[Note from Rae – Since I'm at SMX West for the week, we have another great guest post today – this time from Dave Snyder of CopyPress. He's going to discuss his experience with Crowdfunding. Cheers!]
On March 1, 2013 a group of people sat in the CopyPress office looking at the prototype for a bamboo keyboard and mouse that Charlie Qi, one of our employees, had created when he went home for Chinese New Year.
The item was sleek, but not totally unique. There are several bamboo keyboards on the market, that are essentially what you would by for $10 in plastic form, but made from bamboo. They look sleek and are made from a renewable resource.
This prototype we had on our hands was different in some key ways:
- It worked off a very different design. It was a mix between an Apple keyboard and your standard laptop keyboard, except it used the plastic scissor switches that are accustomed to Apple computers
- We had put together a Bluetooth, Wired, and Wireless version, so you could use it on an iPad or other device.

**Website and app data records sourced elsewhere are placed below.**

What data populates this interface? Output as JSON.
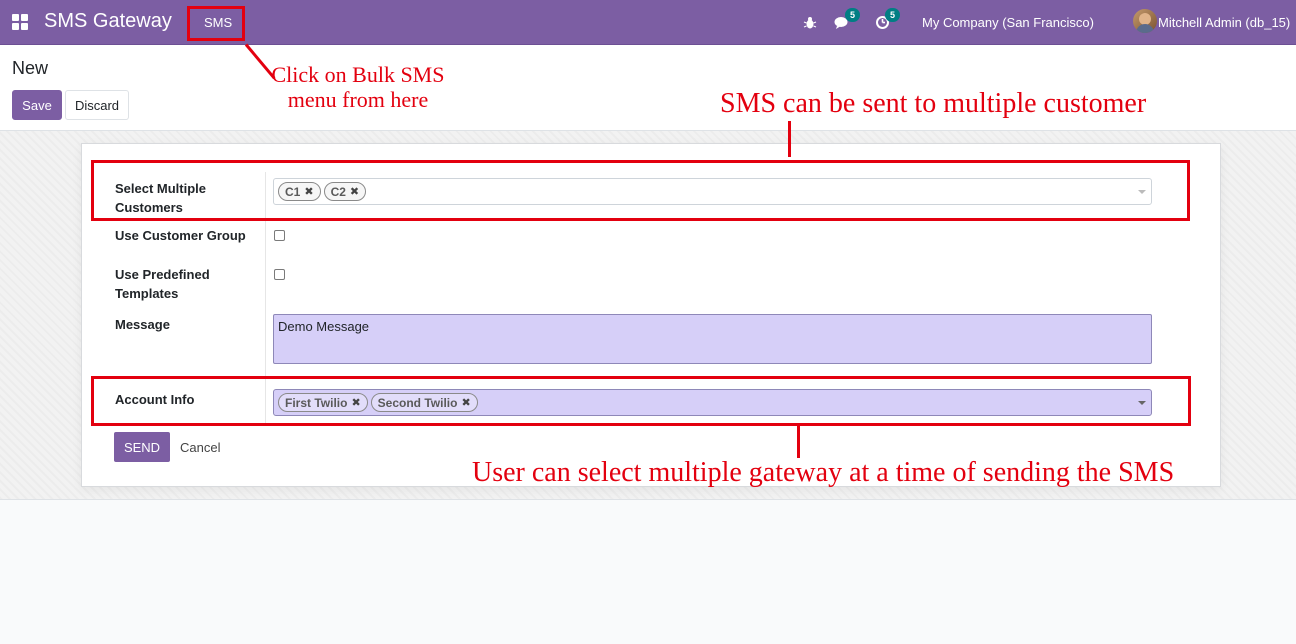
{
  "navbar": {
    "app_title": "SMS Gateway",
    "menu_sms": "SMS",
    "chat_badge": "5",
    "activity_badge": "5",
    "company": "My Company (San Francisco)",
    "user": "Mitchell Admin (db_15)",
    "icons": [
      "apps-icon",
      "bug-icon",
      "chat-icon",
      "activity-clock-icon",
      "avatar"
    ]
  },
  "control_panel": {
    "breadcrumb": "New",
    "save_label": "Save",
    "discard_label": "Discard"
  },
  "form": {
    "customers": {
      "label": "Select Multiple Customers",
      "tags": [
        "C1",
        "C2"
      ]
    },
    "customer_group": {
      "label": "Use Customer Group",
      "checked": false
    },
    "predefined_templates": {
      "label": "Use Predefined Templates",
      "checked": false
    },
    "message": {
      "label": "Message",
      "value": "Demo Message"
    },
    "account_info": {
      "label": "Account Info",
      "tags": [
        "First Twilio",
        "Second Twilio"
      ]
    },
    "send_label": "SEND",
    "cancel_label": "Cancel"
  },
  "annotations": {
    "bulk_sms_line1": "Click on Bulk SMS",
    "bulk_sms_line2": "menu from here",
    "multiple_customer": "SMS can be sent to multiple customer",
    "multiple_gateway": "User can select multiple gateway at a time of sending the SMS",
    "color": "#e3000f"
  },
  "colors": {
    "brand": "#7c5ea3",
    "badge": "#017e84",
    "required_field": "#d6cff8"
  }
}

I really didn't know if this was enough to set it apart from the competition, and furthermore we still had the question about how we would distribute such a product. Several other people in the project have experience in importing and exporting, however distribution deals in the US were a new concept to us all.
I felt the best way to get brutally honest feedback was post an image of the setup to Reddit.com on my personal account.
First I uploaded it to Imgur.
Then I added it to Reddit > Hardware…
and to Reddit > Entrepreneur for advice…
…and based on feedback we also posted to Reddit > Mechanical Keyboards to see what they thought…
As you can see the reaction was pretty amazing. We got a ton of feedback, and drove over 30,000 pageviews to the Imgur image.
I spent most of my Friday night and Saturday morning that weekend answering comments and a slew of personal messages. What's interesting is I didn't set out for this to be a viral marketing campaign, I just wanted to get clear feedback.
There wasn't a product page up, and nothing linked to.
A lot of the advice I got was similar to the following…
We took at the mounting pageview count, and thought we needed to act fast.
We quickly contacted our manufacturer and made sure we could make some basic feature changes from what we had heard in the threads, including the development of a mechanical keyboard at a great price point.
We took a series of pictures, and opted for IndieGoGo.com, because we were more interested in pre-orders since we could fund our first product run ourselves.
And then we failed.
We are 8 days into our campaign and we have only sold 9 units. From what I have been told, if you aren't around 30% to your funding goal in Day 1 you have little chance of driving visibility from IndieGoGo.com itself.
So we were 100% reliant on Reddit.com traffic.
I reposted our work over the few short hours we had gotten feedback, and we got the exact same amazing support>…
However, this didn't equate to sales, and the fault lies with us. From this experience, a clear formula has been laid out regarding Crowdfunding, and I thought I would lay out the basics for those of you looking to plunge in.
Pre-Launch PR is Something Every Campaign Should Look Into – Does every successful Crowdfunding campaign use PR pre-launch, I would say no, but from what we saw you have a small amount of time to make a big impression, and PR can help here.
I would stick to the hits, blogger outreach, product giveaways, social ads. I wouldn't try to get to aggressive on sites like Reddit.com. I want to stress that what we saw was 100% organic, and we were super transparent about what we were doing. I don't condone Reddit spamming.
Creative and Copy is Everything – This is where I failed hardest, and the irony of me working for a content based company does not escape me. We were plagued with people wanting better imagery, video, and copy. We ran before we walked and it bit us hard.
IndieGoGo actually does a great job laying out what you should do and supplying examples.
Working our Inner Circle – We completely rested on the traction from Reddit to push the funding. The reality is we should have been working Facebook, Twitter, email, and phones to get our networks to help support us. I did do some Twitter posting, but most of my time was spent responding to Reddit comments and questions.
Remember the GoGo Factor – I didn't even really know what this was until it was too late. The GoGo Factor decides what funding campaigns will get visibility through the IndieGoGo.com home page.
The reality is that if we would have held off on launching our campaign and subsequent Reddit x-posts to get,
- A high quality video
- High quality images and imagery for specs
- Clear specs, and component information
- Create a compelling story through our copy
- Setup an off-IndieGoGo page to seed via blogger outreach and product give aways
- Have an email list of our network queued to push hard, along with personal social network accounts
We would have seen a ton of success if we could have had the same Reddit traffic.
So in our failure comes some really valuable lessons on not only how to manage a crowdfunding campaign, but also how to run a product launch of any size that has some early social traction. Patience is key, and we didn't have any.